Published on 17th October, 2020, in Economic Times.
The concept of Indra’s net, or Indrajaal, comes to us from the Atharva Veda. It speaks of Indra capturing his enemies with a net, pinning them to the ground, and smiting them victoriously. Seen metaphorically, Indra-jaal is the web of delusions (maya) that establishes the world. This philosophical idea is elaborated by Buddhists, but in the hands of magicians, is sorcery unleashed on the unsuspecting audience and ends up entrapping the magician himself – much like social media.
In Buddhist scriptures, Indra’s net is described as hanging from Mount Meru. It extends in innite directions. Each eye of the net contains a ruby. Each of these rubies reects other innite rubies. Thus, the recursive nature is used as a metaphor to explain the world. The one contains all, every little object in the universe is a function of everything else. This visualisation is used to explain the Buddhist idea of dependent origination – nothing has independent existence; everything is a function of something else. Nothing really concrete exists. This is nothingness (shunya) manifest as everythingness or innity (ananta) and constitutes the world we experience (samsara). This visualisation of Buddhism denies the existence of atma.
The same idea is taken up by Shankaracharya where he says the apparent diversity of the world is a delusion of the senses and the ego.

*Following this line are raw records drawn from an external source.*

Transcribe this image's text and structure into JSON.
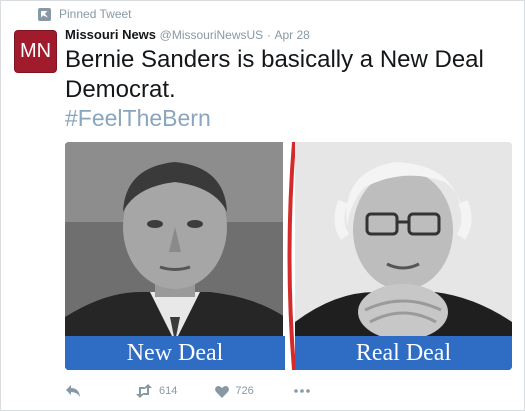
{
  "pinned_label": "Pinned Tweet",
  "avatar": {
    "text": "MN",
    "color": "#a01c2d"
  },
  "author": {
    "name": "Missouri News",
    "handle": "@MissouriNewsUS",
    "separator": "·",
    "date": "Apr 28"
  },
  "tweet_text": "Bernie Sanders is basically a New Deal Democrat.",
  "hashtag": "#FeelTheBern",
  "media": {
    "left_caption": "New Deal",
    "right_caption": "Real Deal",
    "caption_color": "#2f6cc4",
    "divider_color": "#d42a2a"
  },
  "actions": {
    "reply_icon": "reply-icon",
    "retweet_icon": "retweet-icon",
    "retweet_count": "614",
    "like_icon": "heart-icon",
    "like_count": "726",
    "more_icon": "more-icon"
  }
}
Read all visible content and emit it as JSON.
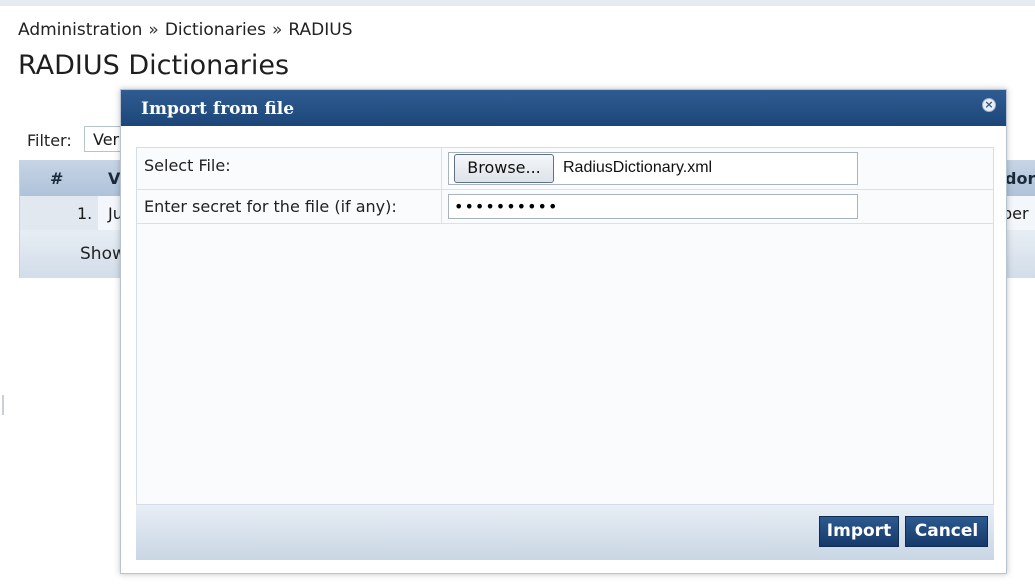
{
  "breadcrumb": {
    "item1": "Administration",
    "item2": "Dictionaries",
    "item3": "RADIUS",
    "separator": "»"
  },
  "page_title": "RADIUS Dictionaries",
  "filter": {
    "label": "Filter:",
    "value": "Ver"
  },
  "background_table": {
    "columns": {
      "hash": "#",
      "v": "V",
      "dor": "dor"
    },
    "row1": {
      "num": "1.",
      "cell": "Ju",
      "end": "ber"
    },
    "footer_text": "Show"
  },
  "dialog": {
    "title": "Import from file",
    "close_glyph": "×",
    "select_file_label": "Select File:",
    "browse_label": "Browse...",
    "file_name": "RadiusDictionary.xml",
    "secret_label": "Enter secret for the file (if any):",
    "secret_value": "••••••••••",
    "import_label": "Import",
    "cancel_label": "Cancel"
  },
  "colors": {
    "header": "#1c4679",
    "button": "#16396a",
    "table_header": "#aec2d9"
  }
}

Our senses – indriya -spread out nets, reecting our own desires and our own mind and ego entraps us in it, like a spider spreads out its web to trap ies. If we outgrow this sensory attachment, we will realise the common underlying unifying truth, which is aatma, beyond the myriad manifestations of Indrajaal. Thus, Shankara proposes the monastic ideal of withdrawing from the world to realise the truth, beyond the diversity.
This metaphor of Indra-jaal is used in political treaties of Kamandaka, as well as Kautilya where it is associated with diplomacy. Kautilya believes Indra-jaal or the web of delusions should be used to divide society. Kamandaka says the web of delusions can be used to trick kings.
This idea of Indra’s net has fascinated many Hindutva forces especially those in America who have constructed the oxymoron of ‘intellectual Kshatriyas,’ warriors who think. Traditionally, in the Vedic imagination, the thinking part was done by the Brahmins who chose non-violence. The violent Kshatriyas were seen as puppets who would do what the non-violent Brahmins would tell them. In contemporary times, upper caste knowledge workers, from the IT sector, who migrated to the West, who yearn for ‘traditional’ Indian culture, while enjoying American wealth and freedom, feel they need to ght for India, overrun by socialist forces. Their weapon is the internet. They wish to challenge the colonial and Marxist interpretation of Indian history and culture, based on evidence, that is widespread with the Hindutva interpretation of history, based on folk memory. In the quest to reairm Indian thought on the internet, they have created Indra-jaal, a network of fake news, that eclipses real news.
Today, social media is the Indra-jaal spread by Hindutva to terrify the intellectuals into submitting to the notion of Hindu rashtra. It seems to be a fairly successful strategy, as of now, questioning even the actions of police, and the judgement of courts, making the common man even doubt his own sanity. All this while the Indian Constitution is being slowly eroded, and experts in various elds are being declared invalid and irrelevant.
But history informs us that Indra’s net as a metaphor failed in Indian society. Eventually, the Vedic Indra, the original wielder of Indra-jaal, lost his exalted position. From the mighty warrior-king of the Vedas, he became subservient to the Jain Tirthankaras and the Buddha, seeking their wisdom. In Puranas, he is shown as constantly seeking the help of Vishnu and Shiva. Indra is shown as eternally insecure, as he realises that he is replaceable and no Indra is permanent. The position of Indra may be permanent but he will be eventually overthrown by someone worthier. Thus, the main god of the Vedas has no temple or festival in his honour, any more. Despite skilful use of the network of delusion, he ends up trapped in his own net. That is the greatest lesson of Indra-jaal.